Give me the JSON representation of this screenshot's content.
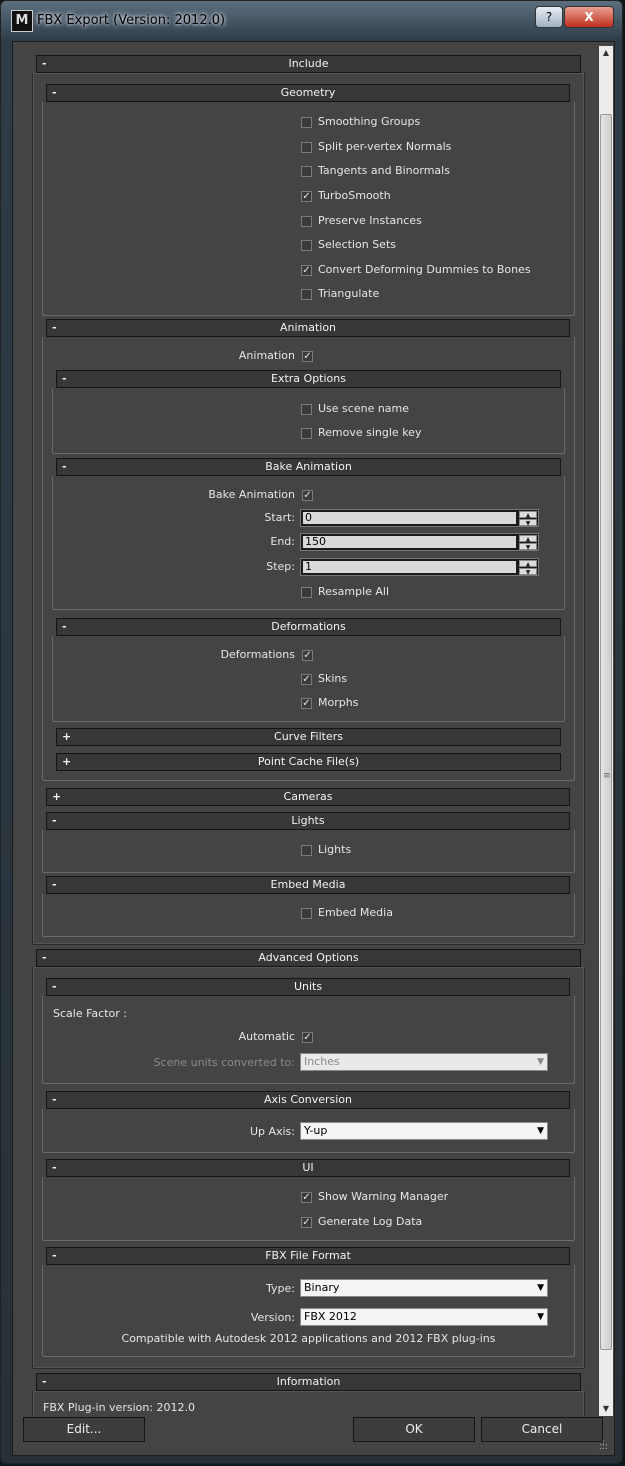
{
  "window": {
    "title": "FBX Export (Version: 2012.0)",
    "help_label": "?",
    "close_label": "X"
  },
  "include": {
    "title": "Include",
    "geometry": {
      "title": "Geometry",
      "options": [
        {
          "label": "Smoothing Groups",
          "checked": false
        },
        {
          "label": "Split per-vertex Normals",
          "checked": false
        },
        {
          "label": "Tangents and Binormals",
          "checked": false
        },
        {
          "label": "TurboSmooth",
          "checked": true
        },
        {
          "label": "Preserve Instances",
          "checked": false
        },
        {
          "label": "Selection Sets",
          "checked": false
        },
        {
          "label": "Convert Deforming Dummies to Bones",
          "checked": true
        },
        {
          "label": "Triangulate",
          "checked": false
        }
      ]
    },
    "animation": {
      "title": "Animation",
      "label": "Animation",
      "checked": true,
      "extra": {
        "title": "Extra Options",
        "options": [
          {
            "label": "Use scene name",
            "checked": false
          },
          {
            "label": "Remove single key",
            "checked": false
          }
        ]
      },
      "bake": {
        "title": "Bake Animation",
        "label": "Bake Animation",
        "checked": true,
        "start_label": "Start:",
        "start": "0",
        "end_label": "End:",
        "end": "150",
        "step_label": "Step:",
        "step": "1",
        "resample_label": "Resample All",
        "resample_checked": false
      },
      "deformations": {
        "title": "Deformations",
        "label": "Deformations",
        "checked": true,
        "skins_label": "Skins",
        "skins_checked": true,
        "morphs_label": "Morphs",
        "morphs_checked": true
      },
      "curve_filters": "Curve Filters",
      "point_cache": "Point Cache File(s)"
    },
    "cameras": "Cameras",
    "lights": {
      "title": "Lights",
      "label": "Lights",
      "checked": false
    },
    "embed": {
      "title": "Embed Media",
      "label": "Embed Media",
      "checked": false
    }
  },
  "advanced": {
    "title": "Advanced Options",
    "units": {
      "title": "Units",
      "scale_label": "Scale Factor :",
      "automatic_label": "Automatic",
      "automatic_checked": true,
      "converted_label": "Scene units converted to:",
      "converted_value": "Inches"
    },
    "axis": {
      "title": "Axis Conversion",
      "up_label": "Up Axis:",
      "up_value": "Y-up"
    },
    "ui": {
      "title": "UI",
      "options": [
        {
          "label": "Show Warning Manager",
          "checked": true
        },
        {
          "label": "Generate Log Data",
          "checked": true
        }
      ]
    },
    "format": {
      "title": "FBX File Format",
      "type_label": "Type:",
      "type_value": "Binary",
      "version_label": "Version:",
      "version_value": "FBX 2012",
      "compat_note": "Compatible with Autodesk 2012 applications and 2012 FBX plug-ins"
    }
  },
  "information": {
    "title": "Information",
    "plugin_version": "FBX Plug-in version: 2012.0"
  },
  "signs": {
    "collapse": "-",
    "expand": "+"
  },
  "check_glyph": "✓",
  "footer": {
    "edit_label": "Edit...",
    "ok_label": "OK",
    "cancel_label": "Cancel"
  }
}
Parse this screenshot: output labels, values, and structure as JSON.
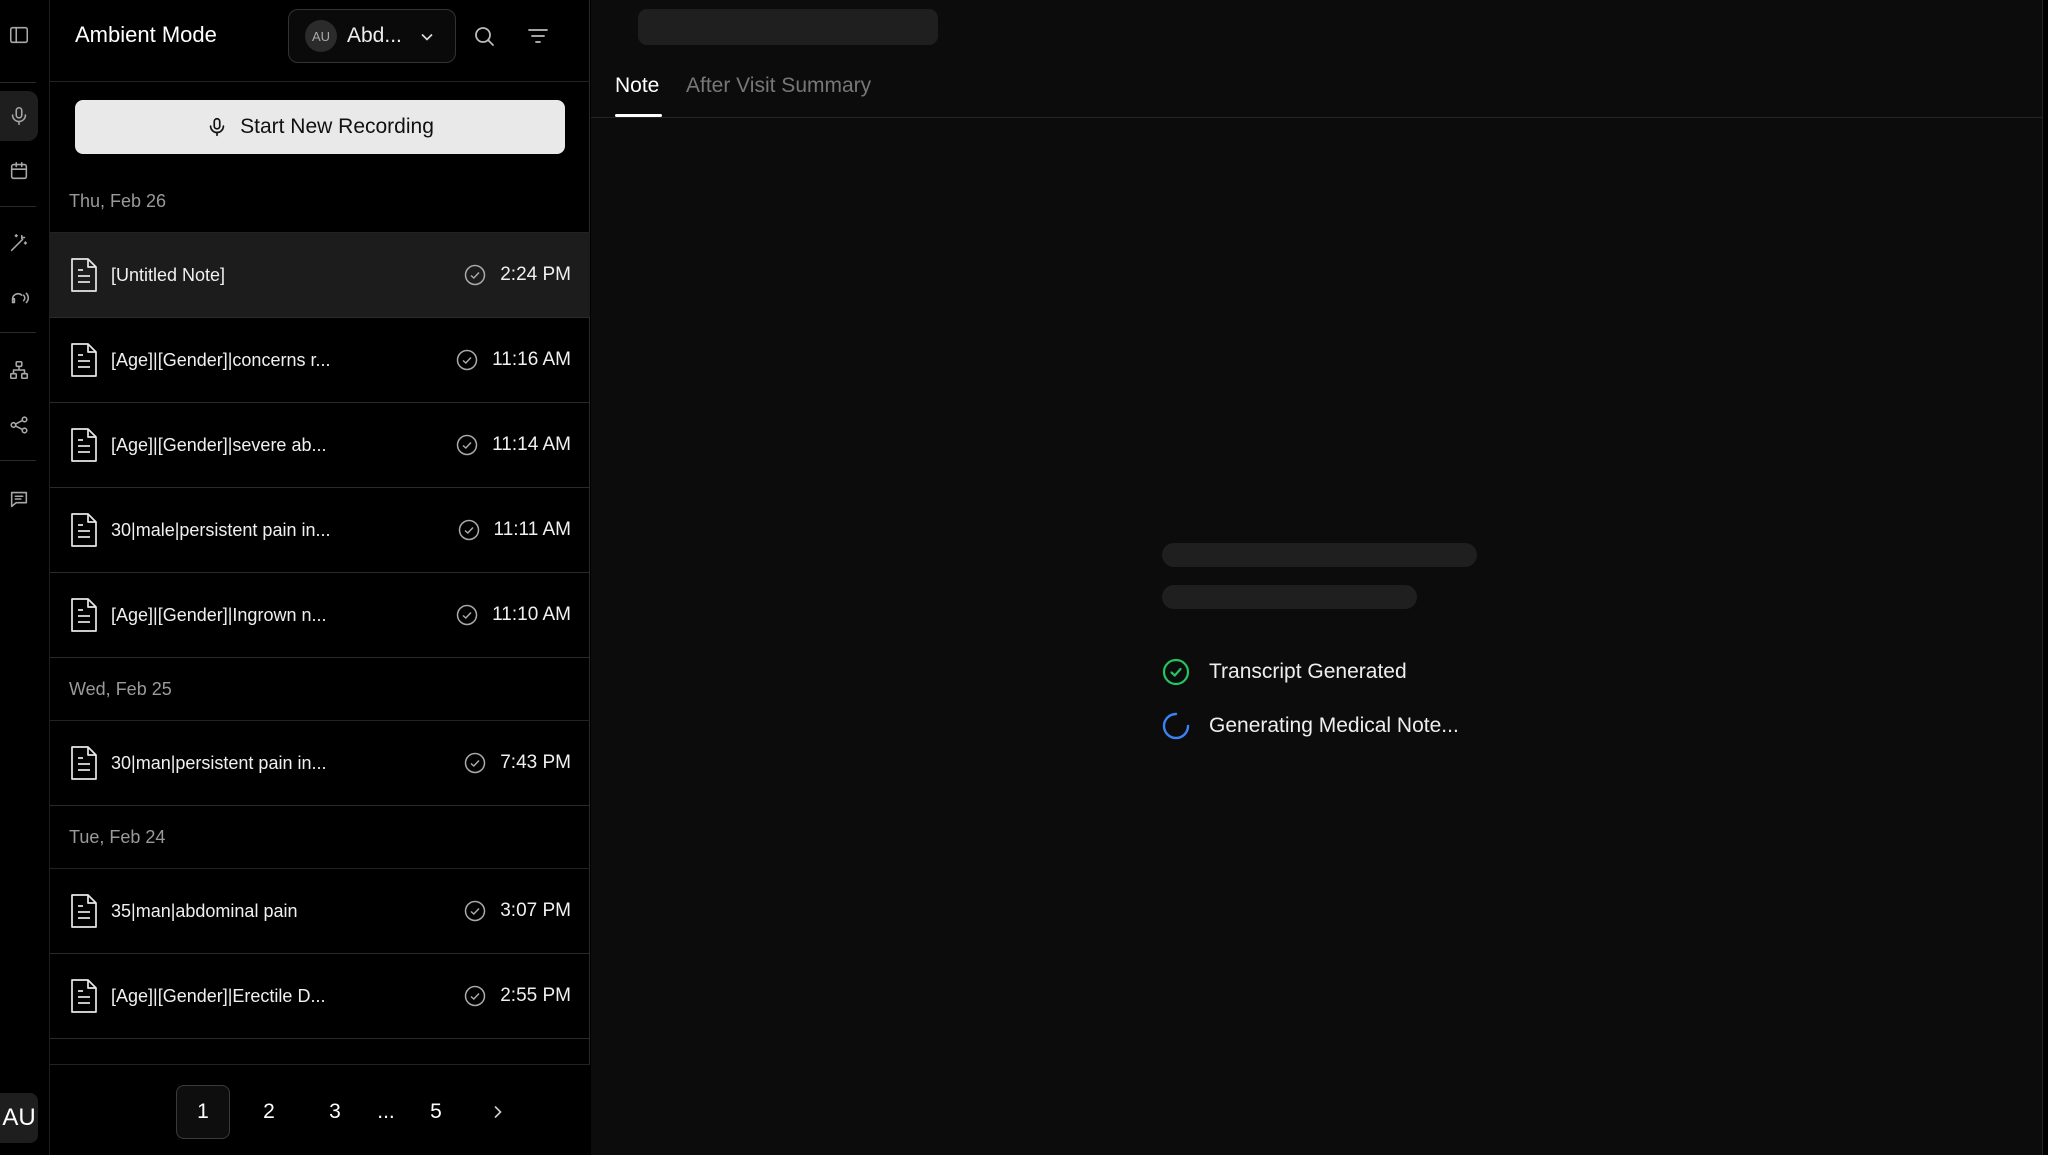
{
  "sidebar_panel": {
    "title": "Ambient Mode",
    "user": {
      "initials": "AU",
      "name": "Abd..."
    },
    "record_button_label": "Start New Recording"
  },
  "rail": {
    "avatar_initials": "AU"
  },
  "groups": [
    {
      "date": "Thu, Feb 26",
      "notes": [
        {
          "title": "[Untitled Note]",
          "time": "2:24 PM"
        },
        {
          "title": "[Age]|[Gender]|concerns r...",
          "time": "11:16 AM"
        },
        {
          "title": "[Age]|[Gender]|severe ab...",
          "time": "11:14 AM"
        },
        {
          "title": "30|male|persistent pain in...",
          "time": "11:11 AM"
        },
        {
          "title": "[Age]|[Gender]|Ingrown n...",
          "time": "11:10 AM"
        }
      ]
    },
    {
      "date": "Wed, Feb 25",
      "notes": [
        {
          "title": "30|man|persistent pain in...",
          "time": "7:43 PM"
        }
      ]
    },
    {
      "date": "Tue, Feb 24",
      "notes": [
        {
          "title": "35|man|abdominal pain",
          "time": "3:07 PM"
        },
        {
          "title": "[Age]|[Gender]|Erectile D...",
          "time": "2:55 PM"
        }
      ]
    }
  ],
  "pagination": {
    "pages": [
      "1",
      "2",
      "3",
      "...",
      "5"
    ],
    "current": "1"
  },
  "main": {
    "tabs": [
      {
        "label": "Note"
      },
      {
        "label": "After Visit Summary"
      }
    ],
    "status": [
      {
        "label": "Transcript Generated",
        "state": "done"
      },
      {
        "label": "Generating Medical Note...",
        "state": "loading"
      }
    ]
  },
  "colors": {
    "success": "#22c55e",
    "loading": "#3b82f6",
    "background": "#0c0c0c"
  }
}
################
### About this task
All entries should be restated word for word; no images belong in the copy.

### Response to this exercise
Give me the JSON representation of this screenshot's content.
{
  "window": {
    "title": "FBX Export (Version: 2012.0)",
    "help_label": "?",
    "close_label": "X"
  },
  "include": {
    "title": "Include",
    "geometry": {
      "title": "Geometry",
      "options": [
        {
          "label": "Smoothing Groups",
          "checked": false
        },
        {
          "label": "Split per-vertex Normals",
          "checked": false
        },
        {
          "label": "Tangents and Binormals",
          "checked": false
        },
        {
          "label": "TurboSmooth",
          "checked": true
        },
        {
          "label": "Preserve Instances",
          "checked": false
        },
        {
          "label": "Selection Sets",
          "checked": false
        },
        {
          "label": "Convert Deforming Dummies to Bones",
          "checked": true
        },
        {
          "label": "Triangulate",
          "checked": false
        }
      ]
    },
    "animation": {
      "title": "Animation",
      "label": "Animation",
      "checked": true,
      "extra": {
        "title": "Extra Options",
        "options": [
          {
            "label": "Use scene name",
            "checked": false
          },
          {
            "label": "Remove single key",
            "checked": false
          }
        ]
      },
      "bake": {
        "title": "Bake Animation",
        "label": "Bake Animation",
        "checked": true,
        "start_label": "Start:",
        "start": "0",
        "end_label": "End:",
        "end": "150",
        "step_label": "Step:",
        "step": "1",
        "resample_label": "Resample All",
        "resample_checked": false
      },
      "deformations": {
        "title": "Deformations",
        "label": "Deformations",
        "checked": true,
        "skins_label": "Skins",
        "skins_checked": true,
        "morphs_label": "Morphs",
        "morphs_checked": true
      },
      "curve_filters": "Curve Filters",
      "point_cache": "Point Cache File(s)"
    },
    "cameras": "Cameras",
    "lights": {
      "title": "Lights",
      "label": "Lights",
      "checked": false
    },
    "embed": {
      "title": "Embed Media",
      "label": "Embed Media",
      "checked": false
    }
  },
  "advanced": {
    "title": "Advanced Options",
    "units": {
      "title": "Units",
      "scale_label": "Scale Factor :",
      "automatic_label": "Automatic",
      "automatic_checked": true,
      "converted_label": "Scene units converted to:",
      "converted_value": "Inches"
    },
    "axis": {
      "title": "Axis Conversion",
      "up_label": "Up Axis:",
      "up_value": "Y-up"
    },
    "ui": {
      "title": "UI",
      "options": [
        {
          "label": "Show Warning Manager",
          "checked": true
        },
        {
          "label": "Generate Log Data",
          "checked": true
        }
      ]
    },
    "format": {
      "title": "FBX File Format",
      "type_label": "Type:",
      "type_value": "Binary",
      "version_label": "Version:",
      "version_value": "FBX 2012",
      "compat_note": "Compatible with Autodesk 2012 applications and 2012 FBX plug-ins"
    }
  },
  "information": {
    "title": "Information",
    "plugin_version": "FBX Plug-in version: 2012.0"
  },
  "signs": {
    "collapse": "-",
    "expand": "+"
  },
  "check_glyph": "✓",
  "footer": {
    "edit_label": "Edit...",
    "ok_label": "OK",
    "cancel_label": "Cancel"
  }
}
Parse this screenshot: output labels, values, and structure as JSON.
{
  "sidebar_panel": {
    "title": "Ambient Mode",
    "user": {
      "initials": "AU",
      "name": "Abd..."
    },
    "record_button_label": "Start New Recording"
  },
  "rail": {
    "avatar_initials": "AU"
  },
  "groups": [
    {
      "date": "Thu, Feb 26",
      "notes": [
        {
          "title": "[Untitled Note]",
          "time": "2:24 PM"
        },
        {
          "title": "[Age]|[Gender]|concerns r...",
          "time": "11:16 AM"
        },
        {
          "title": "[Age]|[Gender]|severe ab...",
          "time": "11:14 AM"
        },
        {
          "title": "30|male|persistent pain in...",
          "time": "11:11 AM"
        },
        {
          "title": "[Age]|[Gender]|Ingrown n...",
          "time": "11:10 AM"
        }
      ]
    },
    {
      "date": "Wed, Feb 25",
      "notes": [
        {
          "title": "30|man|persistent pain in...",
          "time": "7:43 PM"
        }
      ]
    },
    {
      "date": "Tue, Feb 24",
      "notes": [
        {
          "title": "35|man|abdominal pain",
          "time": "3:07 PM"
        },
        {
          "title": "[Age]|[Gender]|Erectile D...",
          "time": "2:55 PM"
        }
      ]
    }
  ],
  "pagination": {
    "pages": [
      "1",
      "2",
      "3",
      "...",
      "5"
    ],
    "current": "1"
  },
  "main": {
    "tabs": [
      {
        "label": "Note"
      },
      {
        "label": "After Visit Summary"
      }
    ],
    "status": [
      {
        "label": "Transcript Generated",
        "state": "done"
      },
      {
        "label": "Generating Medical Note...",
        "state": "loading"
      }
    ]
  },
  "colors": {
    "success": "#22c55e",
    "loading": "#3b82f6",
    "background": "#0c0c0c"
  }
}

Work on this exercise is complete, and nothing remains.